Barbara Kingsolver may be responsible for propagating the myth that turkeys are so suicidally dumb that they can drown just by gazing skywards as it rains but a quick online search will soon see you right. In 2003, Tom Savage, a poultry scientist at Oregon State University tried to get some respect for the turkey population by explaining that the only reason turkeys stare at the sky is because of a misunderstood genetic nervous disorder. According to his observations, the birds were no less intelligent than any similar fowl. I beg to differ.
A winter warmer? It’s just got to be Sloe Gin. The first time I tasted it was in 2002 when the then Boyfriend and I were staying with the IT Specialist near Cambridge and an unlabeled bottle was produced late at night. I savoured every last drop and remembered enough the next day to ask our friend for his grandfather’s recipe. As I remember, it was along the lines of “half fill a bottle with sloes, add sugar and gin. Shake every day and then strain through a gorse.” A gorse? I hear you ask. Well, Chinese whispers meant that there was something lost in translation between the English grandfather and the Irish girl demanding the recipe. I thought he must have some kind of “traditional” knowledge and quietly determined to use a sieve myself. It was only months later that we discovered that he had meant gauze rather than an actual branch of a gorse bush. So much for traditional knowledge.

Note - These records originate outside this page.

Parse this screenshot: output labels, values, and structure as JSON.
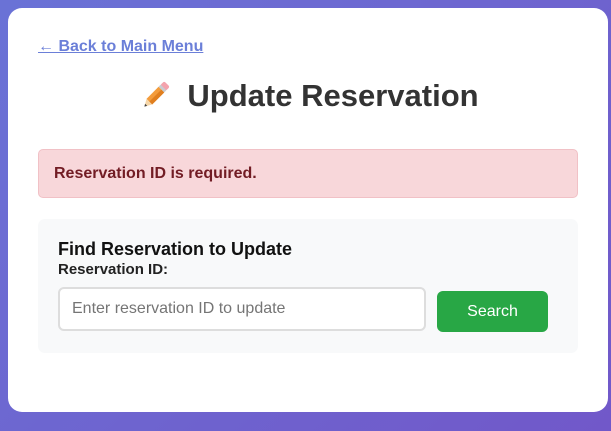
{
  "nav": {
    "back_label": "← Back to Main Menu"
  },
  "header": {
    "icon": "pencil-icon",
    "title": "Update Reservation"
  },
  "alert": {
    "message": "Reservation ID is required.",
    "color": "#721c24",
    "background": "#f8d7da"
  },
  "find_form": {
    "heading": "Find Reservation to Update",
    "field_label": "Reservation ID:",
    "input_value": "",
    "input_placeholder": "Enter reservation ID to update",
    "search_label": "Search",
    "search_color": "#28a745"
  },
  "colors": {
    "link": "#6b7fd8",
    "background_gradient_start": "#6a72d6",
    "background_gradient_end": "#7158c9"
  }
}
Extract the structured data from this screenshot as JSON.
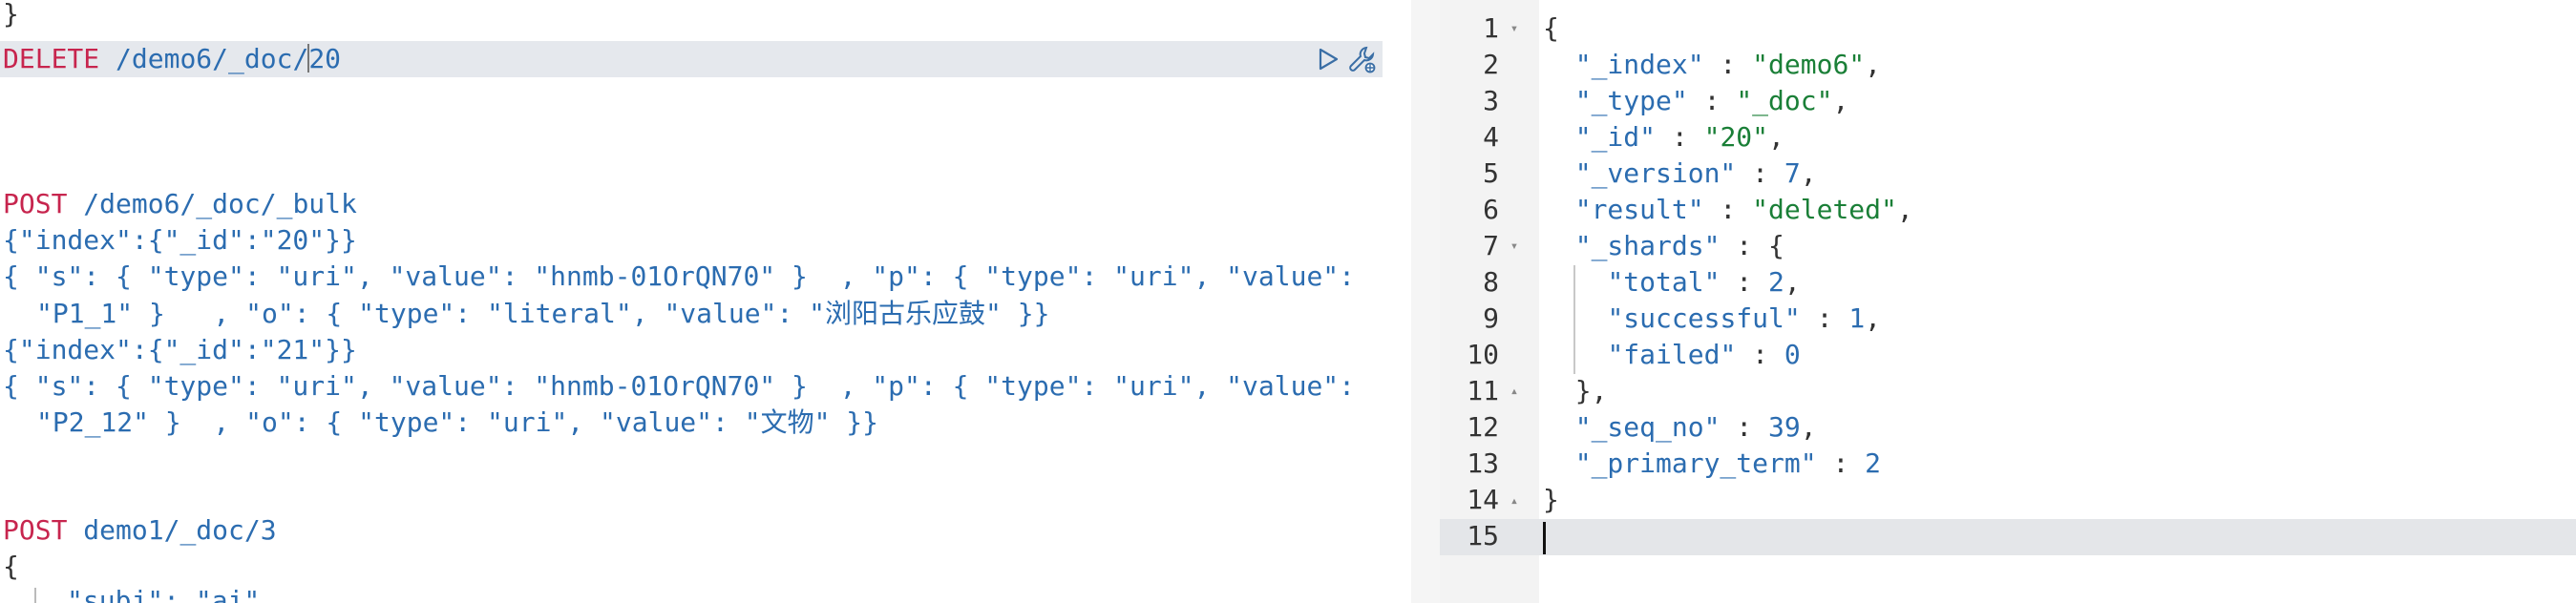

This has been a rather mixed year in the garden. Despite all my busy sowing early in the year, there wasn’t a whole load to harvest after those pesky rabbits got stuck into all the tasty green shoots. Still, the arrival of four cats (and the occasional extra stray or two) has put a stop to the dozen or so rabbits that we used to see in the mornings, carvorting in and around the raised beds, and we have managed to get our hands on some of our own garden produce.